**TASK OBJECTIVE**
Take the data below and filter it for lines containing the word "MMIC"; show each line found.

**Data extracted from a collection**
━━━

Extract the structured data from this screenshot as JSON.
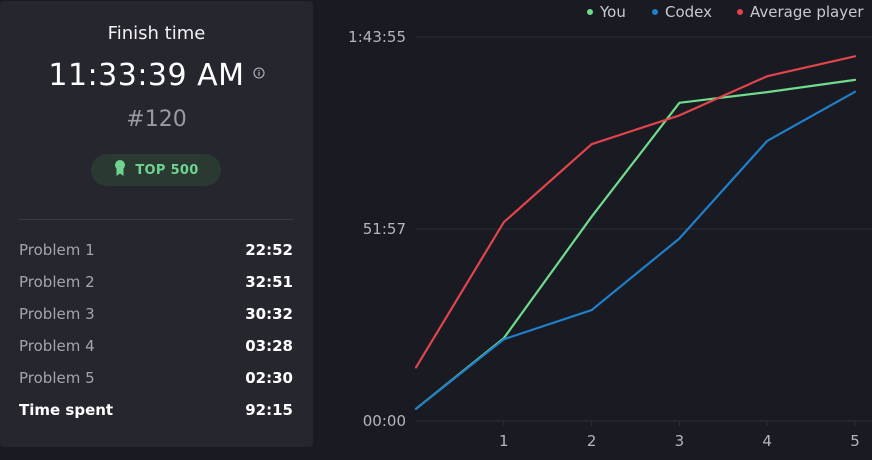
{
  "summary": {
    "finish_label": "Finish time",
    "finish_time": "11:33:39 AM",
    "rank": "#120",
    "badge": "TOP 500",
    "icons": {
      "info": "info-icon",
      "badge": "medal-icon"
    }
  },
  "problems": [
    {
      "name": "Problem 1",
      "time": "22:52"
    },
    {
      "name": "Problem 2",
      "time": "32:51"
    },
    {
      "name": "Problem 3",
      "time": "30:32"
    },
    {
      "name": "Problem 4",
      "time": "03:28"
    },
    {
      "name": "Problem 5",
      "time": "02:30"
    }
  ],
  "total": {
    "name": "Time spent",
    "time": "92:15"
  },
  "chart_data": {
    "type": "line",
    "x": [
      0,
      1,
      2,
      3,
      4,
      5
    ],
    "xticks": [
      "1",
      "2",
      "3",
      "4",
      "5"
    ],
    "yticks": [
      "00:00",
      "51:57",
      "1:43:55"
    ],
    "ylim_minutes": [
      0,
      103.92
    ],
    "grid": true,
    "legend_position": "top-right",
    "series": [
      {
        "name": "You",
        "color": "#6fdc8c",
        "values_minutes": [
          3.3,
          22.4,
          55.3,
          86.1,
          89.0,
          92.3
        ]
      },
      {
        "name": "Codex",
        "color": "#1f7fc8",
        "values_minutes": [
          3.3,
          22.1,
          30.0,
          49.4,
          75.8,
          89.1
        ]
      },
      {
        "name": "Average player",
        "color": "#e0454c",
        "values_minutes": [
          14.5,
          53.8,
          74.9,
          82.7,
          93.3,
          98.7
        ]
      }
    ]
  }
}
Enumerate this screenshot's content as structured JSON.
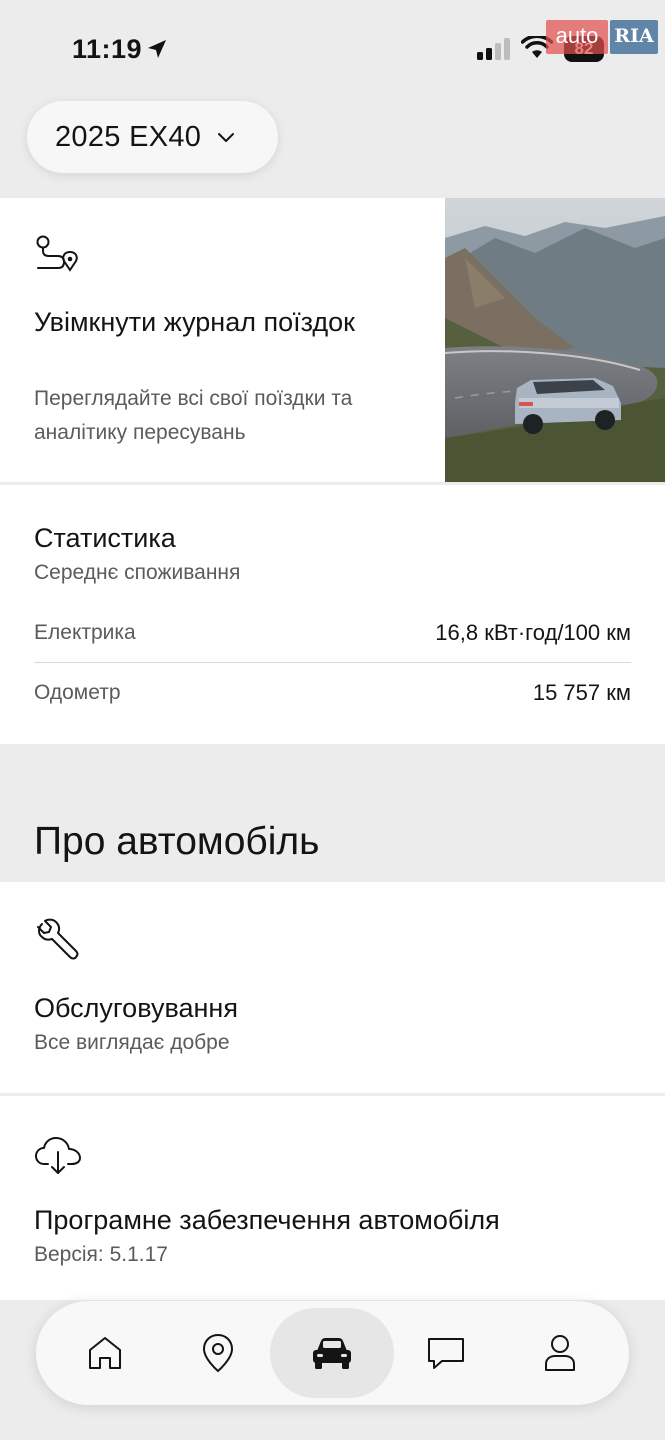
{
  "status_bar": {
    "time": "11:19",
    "battery": "82"
  },
  "watermark": {
    "part1": "auto",
    "part2": "RIA"
  },
  "header": {
    "model_label": "2025 EX40"
  },
  "trips_card": {
    "title": "Увімкнути журнал поїздок",
    "subtitle": "Переглядайте всі свої поїздки та аналітику пересувань",
    "icon": "route-icon",
    "image": "car-on-mountain-road-photo"
  },
  "stats": {
    "title": "Статистика",
    "subtitle": "Середнє споживання",
    "rows": [
      {
        "label": "Електрика",
        "value": "16,8 кВт·год/100 км"
      },
      {
        "label": "Одометр",
        "value": "15 757 км"
      }
    ]
  },
  "about": {
    "heading": "Про автомобіль",
    "items": [
      {
        "title": "Обслуговування",
        "subtitle": "Все виглядає добре",
        "icon": "wrench-icon"
      },
      {
        "title": "Програмне забезпечення автомобіля",
        "subtitle": "Версія: 5.1.17",
        "icon": "cloud-download-icon"
      }
    ]
  },
  "nav": {
    "items": [
      "home-icon",
      "map-pin-icon",
      "car-icon",
      "chat-icon",
      "profile-icon"
    ],
    "active": "car-icon"
  },
  "colors": {
    "background": "#ececec",
    "card": "#ffffff",
    "text": "#141414",
    "muted": "#5b5b5b",
    "active_nav": "#e6e6e6"
  }
}
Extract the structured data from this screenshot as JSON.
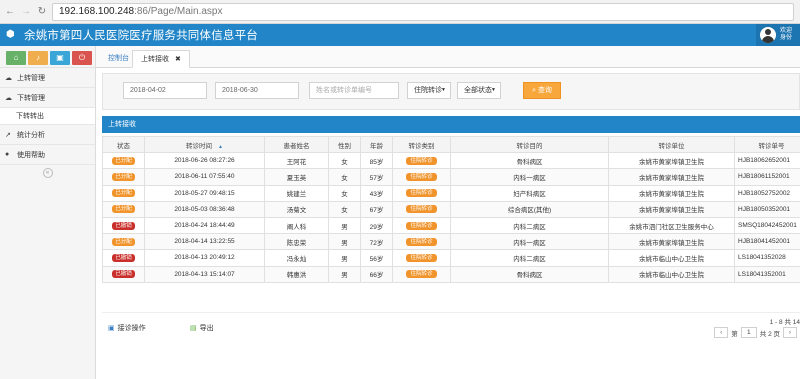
{
  "browser": {
    "url_host": "192.168.100.248",
    "url_path": ":86/Page/Main.aspx"
  },
  "header": {
    "title": "余姚市第四人民医院医疗服务共同体信息平台",
    "user_line1": "欢迎",
    "user_line2": "身份"
  },
  "sidebar": {
    "shortcuts": [
      "home-icon",
      "bell-icon",
      "save-icon",
      "power-icon"
    ],
    "items": [
      {
        "label": "上转管理",
        "icon": "cloud-upload-icon"
      },
      {
        "label": "下转管理",
        "icon": "cloud-download-icon"
      },
      {
        "label": "下转转出"
      },
      {
        "label": "统计分析",
        "icon": "chart-icon"
      },
      {
        "label": "使用帮助",
        "icon": "info-icon"
      }
    ]
  },
  "tabs": [
    {
      "label": "控制台"
    },
    {
      "label": "上转接收"
    }
  ],
  "filters": {
    "start_date": "2018-04-02",
    "end_date": "2018-06-30",
    "search_placeholder": "姓名或转诊单编号",
    "type_select": "住院转诊",
    "status_select": "全部状态",
    "query_button": "查询"
  },
  "panel_title": "上转接收",
  "table": {
    "headers": [
      "状态",
      "转诊时间",
      "患者姓名",
      "性别",
      "年龄",
      "转诊类别",
      "转诊目的",
      "转诊单位",
      "转诊单号"
    ],
    "rows": [
      {
        "status": "已分配",
        "status_color": "#f0942b",
        "time": "2018-06-26 08:27:26",
        "name": "王阿花",
        "sex": "女",
        "age": "85岁",
        "type": "住院转诊",
        "dest": "骨科病区",
        "unit": "余姚市黄家埠镇卫生院",
        "no": "HJB18062652001"
      },
      {
        "status": "已分配",
        "status_color": "#f0942b",
        "time": "2018-06-11 07:55:40",
        "name": "夏玉英",
        "sex": "女",
        "age": "57岁",
        "type": "住院转诊",
        "dest": "内科一病区",
        "unit": "余姚市黄家埠镇卫生院",
        "no": "HJB18061152001"
      },
      {
        "status": "已分配",
        "status_color": "#f0942b",
        "time": "2018-05-27 09:48:15",
        "name": "姚建兰",
        "sex": "女",
        "age": "43岁",
        "type": "住院转诊",
        "dest": "妇产科病区",
        "unit": "余姚市黄家埠镇卫生院",
        "no": "HJB18052752002"
      },
      {
        "status": "已分配",
        "status_color": "#f0942b",
        "time": "2018-05-03 08:36:48",
        "name": "汤菊文",
        "sex": "女",
        "age": "67岁",
        "type": "住院转诊",
        "dest": "综合病区(其他)",
        "unit": "余姚市黄家埠镇卫生院",
        "no": "HJB18050352001"
      },
      {
        "status": "已撤销",
        "status_color": "#c9302c",
        "time": "2018-04-24 18:44:49",
        "name": "阐人科",
        "sex": "男",
        "age": "29岁",
        "type": "住院转诊",
        "dest": "内科二病区",
        "unit": "余姚市泗门社区卫生服务中心",
        "no": "SMSQ18042452001"
      },
      {
        "status": "已分配",
        "status_color": "#f0942b",
        "time": "2018-04-14 13:22:55",
        "name": "陈忠荣",
        "sex": "男",
        "age": "72岁",
        "type": "住院转诊",
        "dest": "内科一病区",
        "unit": "余姚市黄家埠镇卫生院",
        "no": "HJB18041452001"
      },
      {
        "status": "已撤销",
        "status_color": "#c9302c",
        "time": "2018-04-13 20:49:12",
        "name": "冯永灿",
        "sex": "男",
        "age": "56岁",
        "type": "住院转诊",
        "dest": "内科二病区",
        "unit": "余姚市临山中心卫生院",
        "no": "LS18041352028"
      },
      {
        "status": "已撤销",
        "status_color": "#c9302c",
        "time": "2018-04-13 15:14:07",
        "name": "韩惠洪",
        "sex": "男",
        "age": "66岁",
        "type": "住院转诊",
        "dest": "骨科病区",
        "unit": "余姚市临山中心卫生院",
        "no": "LS18041352001"
      }
    ]
  },
  "footer": {
    "action1": "接诊操作",
    "action2": "导出",
    "range": "1 - 8",
    "total": "共 14",
    "page_prefix": "第",
    "page": "1",
    "page_count": "共 2 页"
  }
}
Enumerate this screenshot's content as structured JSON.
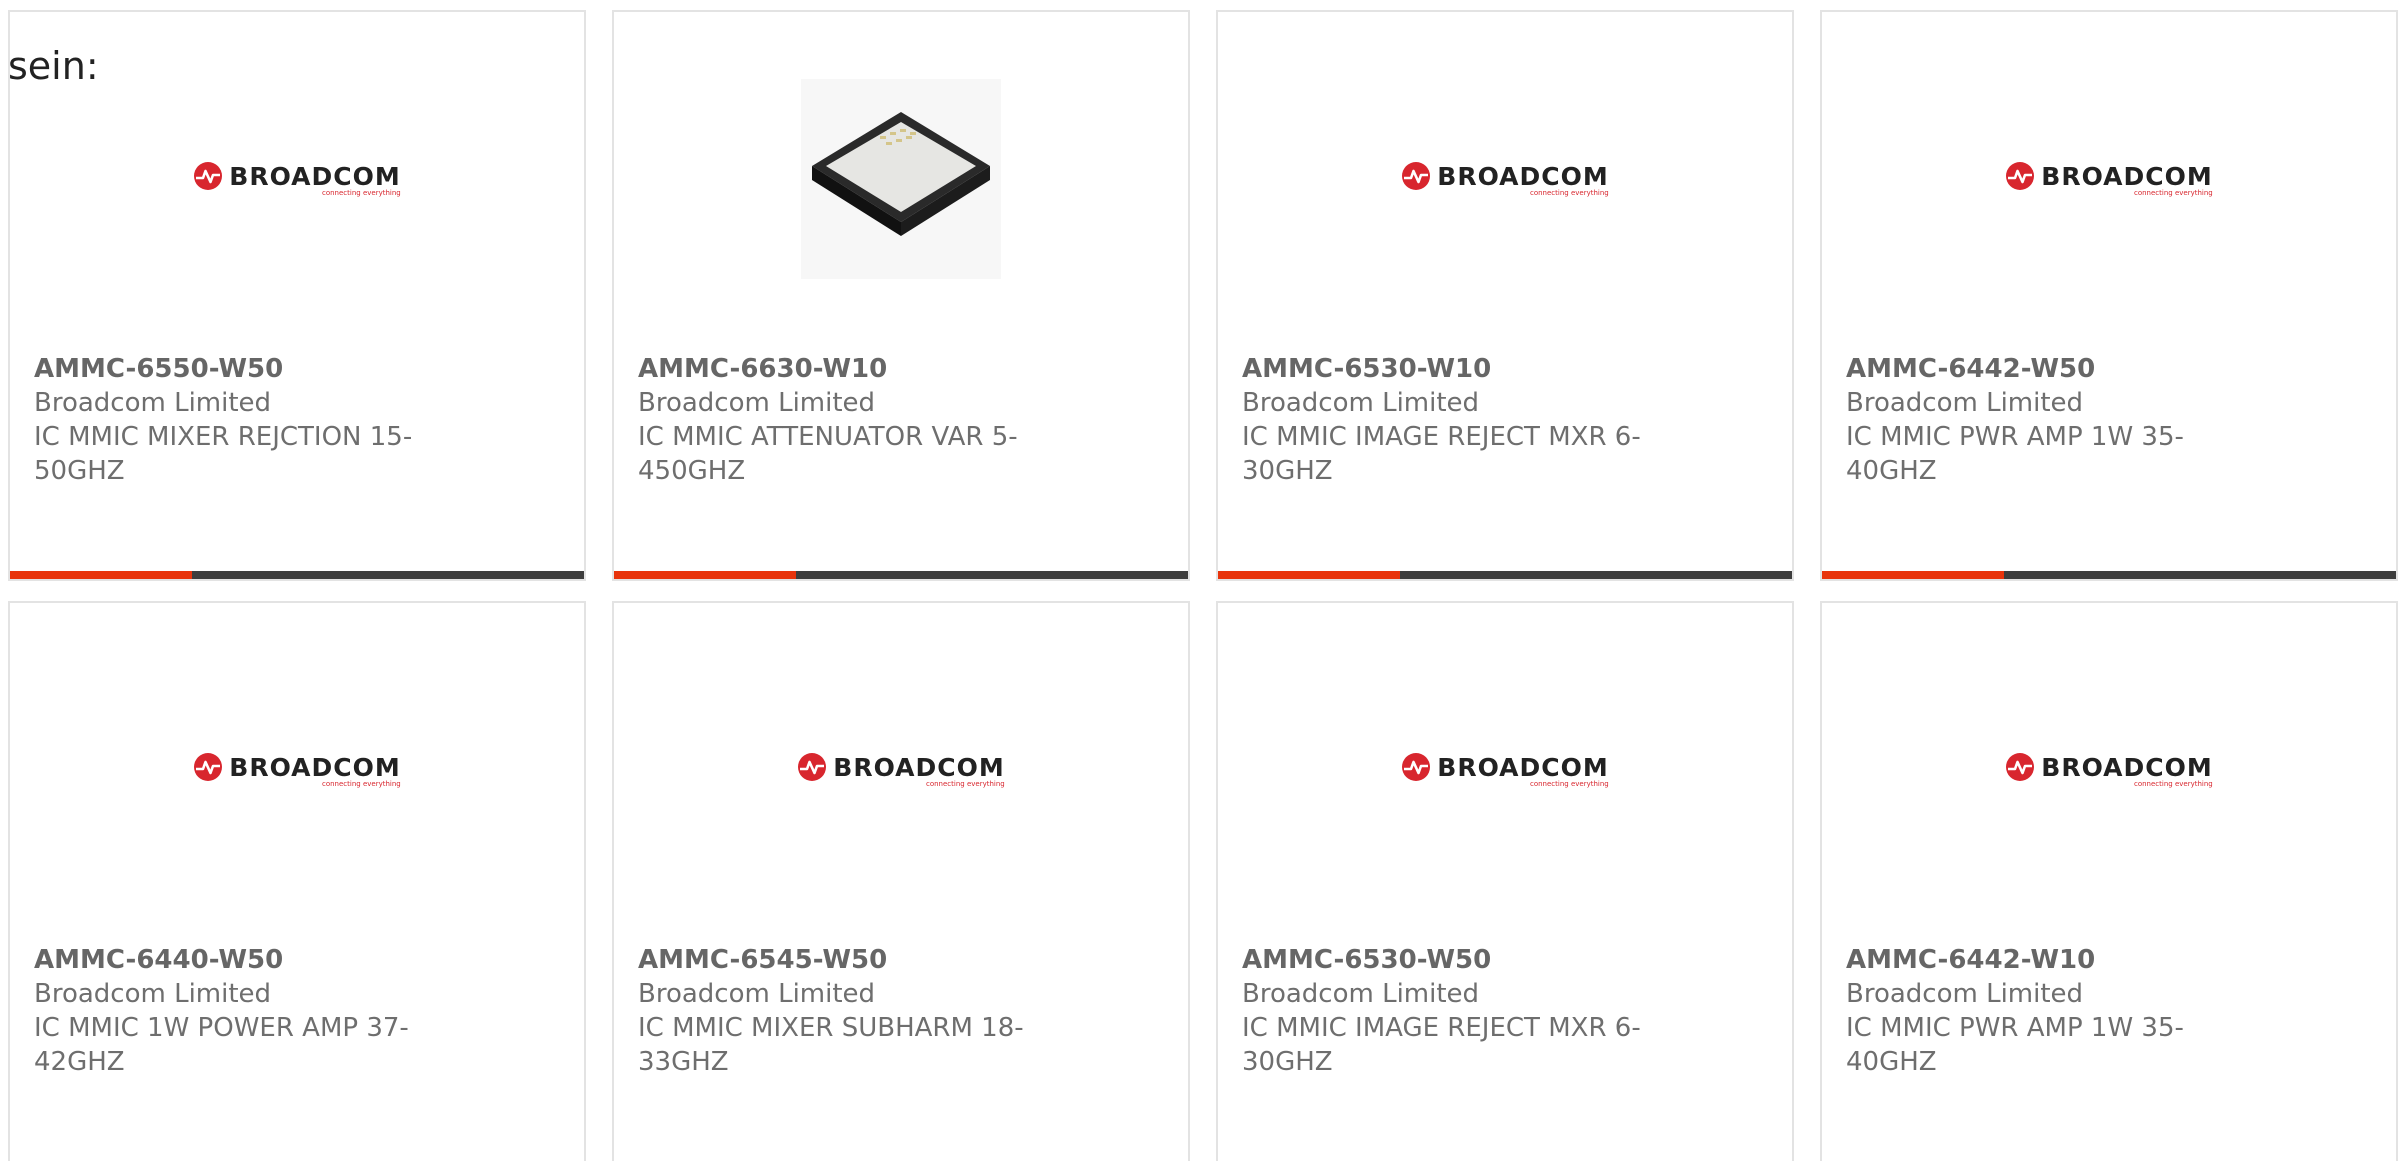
{
  "leading_text": "sein:",
  "brand": {
    "logo_text": "BROADCOM",
    "logo_tagline": "connecting everything",
    "logo_color": "#d8262e",
    "accent_color": "#e8340c",
    "bar_color": "#3d3d3d"
  },
  "products": [
    {
      "part": "AMMC-6550-W50",
      "maker": "Broadcom Limited",
      "desc": "IC MMIC MIXER REJCTION 15-",
      "desc2": "50GHZ",
      "image": "broadcom-logo"
    },
    {
      "part": "AMMC-6630-W10",
      "maker": "Broadcom Limited",
      "desc": "IC MMIC ATTENUATOR VAR 5-",
      "desc2": "450GHZ",
      "image": "chip-photo"
    },
    {
      "part": "AMMC-6530-W10",
      "maker": "Broadcom Limited",
      "desc": "IC MMIC IMAGE REJECT MXR 6-",
      "desc2": "30GHZ",
      "image": "broadcom-logo"
    },
    {
      "part": "AMMC-6442-W50",
      "maker": "Broadcom Limited",
      "desc": "IC MMIC PWR AMP 1W 35-40GHZ",
      "desc2": "",
      "image": "broadcom-logo"
    },
    {
      "part": "AMMC-6440-W50",
      "maker": "Broadcom Limited",
      "desc": "IC MMIC 1W POWER AMP 37-",
      "desc2": "42GHZ",
      "image": "broadcom-logo"
    },
    {
      "part": "AMMC-6545-W50",
      "maker": "Broadcom Limited",
      "desc": "IC MMIC MIXER SUBHARM 18-",
      "desc2": "33GHZ",
      "image": "broadcom-logo"
    },
    {
      "part": "AMMC-6530-W50",
      "maker": "Broadcom Limited",
      "desc": "IC MMIC IMAGE REJECT MXR 6-",
      "desc2": "30GHZ",
      "image": "broadcom-logo"
    },
    {
      "part": "AMMC-6442-W10",
      "maker": "Broadcom Limited",
      "desc": "IC MMIC PWR AMP 1W 35-40GHZ",
      "desc2": "",
      "image": "broadcom-logo"
    }
  ]
}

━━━

**ANSWER BELOW**
      "desc": "IC MMIC MIXER REJCTION 15-",
      "desc": "IC MMIC ATTENUATOR VAR 5-",
      "desc": "IC MMIC IMAGE REJECT MXR 6-",
      "desc": "IC MMIC PWR AMP 1W 35-40GHZ",
      "desc": "IC MMIC 1W POWER AMP 37-",
      "desc": "IC MMIC MIXER SUBHARM 18-",
      "desc": "IC MMIC IMAGE REJECT MXR 6-",
      "desc": "IC MMIC PWR AMP 1W 35-40GHZ",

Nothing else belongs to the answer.